The retail industry is unraveling
Neiman Marcus filed for bankruptcy protection today. This is only the latest in a grim, endless line of giants falling victim to the double peril of Amazon’s near monopoly, and SARS-CoV2. The retailer hopes to emerge from bankruptcy intact in some form, but whether they endure or not, countless others won’t. We’re reaching a period now where almost all purchasing is done online, and most of the time the experience is bland, distant, and mildly unpleasant.
As Sears, JC Penny and Macys crumble, what fills their gap is not smaller, more nimble competitors, but rather massive online operations like Amazon, Walmart, and Target. The novelty of opening a browser window and getting almost anything you could require delivered in a couple days had arrived, we all knew, at the cost of human interaction. This could sometimes be a benefit. What may have been less deliberately chosen: giving up so most of the context and beauty in our buying experience.
Where we find ourselves today
Look at these two images below. These are pictures of the beautiful Star Wars playing cards from luxury playing card manufacturer, Theory11. You can buy them directly from the manufacturer’s website for $9.95, or from Amazon.
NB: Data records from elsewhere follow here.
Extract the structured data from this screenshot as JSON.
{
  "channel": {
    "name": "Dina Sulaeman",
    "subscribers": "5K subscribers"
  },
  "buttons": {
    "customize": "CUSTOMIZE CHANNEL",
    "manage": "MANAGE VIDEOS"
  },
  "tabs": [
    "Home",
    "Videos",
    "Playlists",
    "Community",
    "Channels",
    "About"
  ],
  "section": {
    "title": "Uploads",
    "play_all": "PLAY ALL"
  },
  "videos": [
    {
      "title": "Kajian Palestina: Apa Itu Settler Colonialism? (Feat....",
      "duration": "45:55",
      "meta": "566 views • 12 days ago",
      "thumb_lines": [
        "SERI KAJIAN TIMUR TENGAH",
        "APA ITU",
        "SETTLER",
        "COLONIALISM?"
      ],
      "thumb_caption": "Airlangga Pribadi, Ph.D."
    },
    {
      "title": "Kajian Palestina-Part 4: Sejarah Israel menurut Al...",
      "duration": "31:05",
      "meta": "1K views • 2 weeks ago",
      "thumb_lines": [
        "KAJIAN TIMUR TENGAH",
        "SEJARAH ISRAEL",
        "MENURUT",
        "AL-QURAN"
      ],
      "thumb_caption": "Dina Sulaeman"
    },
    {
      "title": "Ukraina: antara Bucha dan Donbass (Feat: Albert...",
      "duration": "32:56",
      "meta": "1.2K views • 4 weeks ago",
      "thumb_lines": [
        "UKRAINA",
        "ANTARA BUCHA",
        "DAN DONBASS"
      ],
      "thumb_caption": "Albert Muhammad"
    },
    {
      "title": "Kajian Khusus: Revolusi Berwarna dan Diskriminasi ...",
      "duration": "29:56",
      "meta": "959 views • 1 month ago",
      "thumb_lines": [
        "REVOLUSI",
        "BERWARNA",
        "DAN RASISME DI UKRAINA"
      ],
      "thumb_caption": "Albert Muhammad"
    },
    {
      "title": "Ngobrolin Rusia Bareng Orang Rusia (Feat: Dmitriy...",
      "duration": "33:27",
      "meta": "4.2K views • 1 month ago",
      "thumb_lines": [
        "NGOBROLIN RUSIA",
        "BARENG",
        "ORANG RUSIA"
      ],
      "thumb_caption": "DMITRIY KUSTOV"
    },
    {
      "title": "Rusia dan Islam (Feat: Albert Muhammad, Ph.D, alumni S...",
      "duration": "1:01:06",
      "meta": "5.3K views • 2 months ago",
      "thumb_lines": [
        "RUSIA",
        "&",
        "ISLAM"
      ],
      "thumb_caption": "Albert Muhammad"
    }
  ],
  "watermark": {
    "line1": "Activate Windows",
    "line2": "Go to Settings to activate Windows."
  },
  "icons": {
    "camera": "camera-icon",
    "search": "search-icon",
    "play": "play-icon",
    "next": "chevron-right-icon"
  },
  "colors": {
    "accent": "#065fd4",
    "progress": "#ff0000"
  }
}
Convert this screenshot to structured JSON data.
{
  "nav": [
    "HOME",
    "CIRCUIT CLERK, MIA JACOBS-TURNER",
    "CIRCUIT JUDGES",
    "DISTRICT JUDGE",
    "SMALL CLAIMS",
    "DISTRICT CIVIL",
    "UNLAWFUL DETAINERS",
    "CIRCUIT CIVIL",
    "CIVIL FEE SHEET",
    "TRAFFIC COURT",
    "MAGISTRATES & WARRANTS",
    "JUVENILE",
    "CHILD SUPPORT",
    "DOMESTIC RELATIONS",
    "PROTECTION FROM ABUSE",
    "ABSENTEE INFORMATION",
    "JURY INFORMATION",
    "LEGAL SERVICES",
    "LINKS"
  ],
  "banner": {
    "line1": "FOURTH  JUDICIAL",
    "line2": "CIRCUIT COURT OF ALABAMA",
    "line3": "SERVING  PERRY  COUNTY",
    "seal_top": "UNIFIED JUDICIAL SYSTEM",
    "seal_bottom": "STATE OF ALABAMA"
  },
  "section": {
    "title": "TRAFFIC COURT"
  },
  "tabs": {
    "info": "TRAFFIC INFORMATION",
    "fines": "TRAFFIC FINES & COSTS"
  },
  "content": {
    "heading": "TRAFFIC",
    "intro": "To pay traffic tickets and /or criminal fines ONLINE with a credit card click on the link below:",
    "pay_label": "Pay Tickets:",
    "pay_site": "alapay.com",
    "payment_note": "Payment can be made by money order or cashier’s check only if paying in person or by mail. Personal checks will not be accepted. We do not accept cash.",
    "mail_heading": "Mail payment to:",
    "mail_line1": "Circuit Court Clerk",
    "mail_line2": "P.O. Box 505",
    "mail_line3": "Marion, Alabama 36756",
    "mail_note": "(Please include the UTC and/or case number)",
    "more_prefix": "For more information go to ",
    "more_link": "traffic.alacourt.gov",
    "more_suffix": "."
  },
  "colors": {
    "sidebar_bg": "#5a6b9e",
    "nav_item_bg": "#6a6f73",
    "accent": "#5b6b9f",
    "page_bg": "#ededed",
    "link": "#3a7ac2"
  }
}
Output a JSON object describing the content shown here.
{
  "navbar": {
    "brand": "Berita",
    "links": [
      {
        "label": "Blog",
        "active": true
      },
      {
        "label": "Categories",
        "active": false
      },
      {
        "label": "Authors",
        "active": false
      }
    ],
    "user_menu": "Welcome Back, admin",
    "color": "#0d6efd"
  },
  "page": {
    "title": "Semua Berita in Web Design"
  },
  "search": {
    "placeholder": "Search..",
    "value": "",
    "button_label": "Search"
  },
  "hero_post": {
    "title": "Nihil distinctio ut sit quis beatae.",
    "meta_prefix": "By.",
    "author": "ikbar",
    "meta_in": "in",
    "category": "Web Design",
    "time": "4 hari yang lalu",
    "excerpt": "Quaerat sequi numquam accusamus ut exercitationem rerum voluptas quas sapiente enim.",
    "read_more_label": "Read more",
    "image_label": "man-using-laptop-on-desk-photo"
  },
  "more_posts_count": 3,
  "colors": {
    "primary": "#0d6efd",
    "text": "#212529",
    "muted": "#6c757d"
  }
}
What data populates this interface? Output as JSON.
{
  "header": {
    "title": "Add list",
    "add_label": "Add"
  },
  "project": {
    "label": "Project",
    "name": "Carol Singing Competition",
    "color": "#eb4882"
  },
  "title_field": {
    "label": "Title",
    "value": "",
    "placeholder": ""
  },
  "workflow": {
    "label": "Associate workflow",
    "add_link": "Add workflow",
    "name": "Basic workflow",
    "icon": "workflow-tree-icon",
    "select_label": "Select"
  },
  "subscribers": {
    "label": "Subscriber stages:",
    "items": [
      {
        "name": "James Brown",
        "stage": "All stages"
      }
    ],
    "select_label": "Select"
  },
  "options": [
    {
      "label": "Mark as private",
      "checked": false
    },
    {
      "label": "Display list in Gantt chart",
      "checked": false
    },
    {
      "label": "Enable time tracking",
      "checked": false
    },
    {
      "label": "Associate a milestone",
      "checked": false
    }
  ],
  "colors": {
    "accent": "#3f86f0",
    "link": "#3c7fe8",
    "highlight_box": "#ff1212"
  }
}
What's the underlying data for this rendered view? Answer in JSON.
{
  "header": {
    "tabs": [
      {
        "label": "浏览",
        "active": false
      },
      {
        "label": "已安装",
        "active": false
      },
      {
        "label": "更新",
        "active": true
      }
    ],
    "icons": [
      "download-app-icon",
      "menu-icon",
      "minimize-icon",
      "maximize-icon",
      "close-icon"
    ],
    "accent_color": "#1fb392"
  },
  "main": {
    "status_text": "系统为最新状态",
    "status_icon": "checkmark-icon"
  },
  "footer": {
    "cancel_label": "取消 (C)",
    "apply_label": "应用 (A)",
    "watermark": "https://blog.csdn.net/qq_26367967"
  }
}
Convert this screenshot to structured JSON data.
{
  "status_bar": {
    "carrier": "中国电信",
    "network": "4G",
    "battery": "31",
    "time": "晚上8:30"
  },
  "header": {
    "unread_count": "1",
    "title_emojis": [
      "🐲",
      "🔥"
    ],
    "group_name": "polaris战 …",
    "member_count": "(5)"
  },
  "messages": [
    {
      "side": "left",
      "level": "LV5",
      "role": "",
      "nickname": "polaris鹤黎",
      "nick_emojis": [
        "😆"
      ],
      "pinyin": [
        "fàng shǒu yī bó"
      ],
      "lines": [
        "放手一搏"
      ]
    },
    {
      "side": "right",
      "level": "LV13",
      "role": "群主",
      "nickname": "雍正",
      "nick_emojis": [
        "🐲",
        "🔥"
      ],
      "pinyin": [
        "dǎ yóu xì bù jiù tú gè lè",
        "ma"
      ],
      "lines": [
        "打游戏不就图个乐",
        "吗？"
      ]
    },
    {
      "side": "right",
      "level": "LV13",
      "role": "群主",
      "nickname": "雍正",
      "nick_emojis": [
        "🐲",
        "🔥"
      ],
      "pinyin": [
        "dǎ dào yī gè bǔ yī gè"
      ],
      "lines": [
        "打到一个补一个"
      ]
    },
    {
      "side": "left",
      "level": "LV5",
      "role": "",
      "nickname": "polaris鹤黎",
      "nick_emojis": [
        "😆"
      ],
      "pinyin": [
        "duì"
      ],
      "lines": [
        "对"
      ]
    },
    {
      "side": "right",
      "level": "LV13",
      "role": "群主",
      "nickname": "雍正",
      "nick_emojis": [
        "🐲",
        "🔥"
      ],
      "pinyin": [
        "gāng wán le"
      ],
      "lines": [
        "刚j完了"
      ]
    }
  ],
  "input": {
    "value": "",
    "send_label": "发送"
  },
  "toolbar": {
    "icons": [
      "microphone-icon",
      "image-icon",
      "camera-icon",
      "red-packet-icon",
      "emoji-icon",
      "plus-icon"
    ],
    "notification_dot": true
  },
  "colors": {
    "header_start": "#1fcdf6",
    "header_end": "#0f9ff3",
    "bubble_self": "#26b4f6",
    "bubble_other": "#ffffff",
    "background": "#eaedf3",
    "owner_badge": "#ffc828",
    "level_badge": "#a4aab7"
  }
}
You’ll get the same cards at about the same price, but you certainly will not get the same experience:
It’s obvious which of these two purchasing experiences is more fun and more beautiful, but it’s more than that. We have a much better sense of what we’re really getting from the Theory11 website. In addition to the gorgeous high resolution photos that I want to frame and put on my office wall, I can read more about the decks and the entire product is placed into context on their site. It works in much the same way a good retailer would surround their goods with supporting design elements and products. They may be the same price from two sources, but Amazon doesn’t give you nearly the same value for your time and money. I would argue that you’re actually less likely to enjoy and appreciate what you’ve bought if it’s come from an online warehouse.
Good craftsman are inspired by great craftsmanship
Third Law Studio will be shipping Magic Card very soon- monetized in part by linking to this website to sell our Svengali decks, Bicycle brand playing cards, or our instructional videos. For us, this is a bold experiment in alternate ways to generate revenue in the hyper competitive App Store. But researching how others have approached selling a deck of cards online has been quite an education.
As we build out our e-commerce project, we’ll do what we can to give it little of the spark of love and creativity so often missing from online sales. Challenge accepted. Now I really want those Star Wars cards….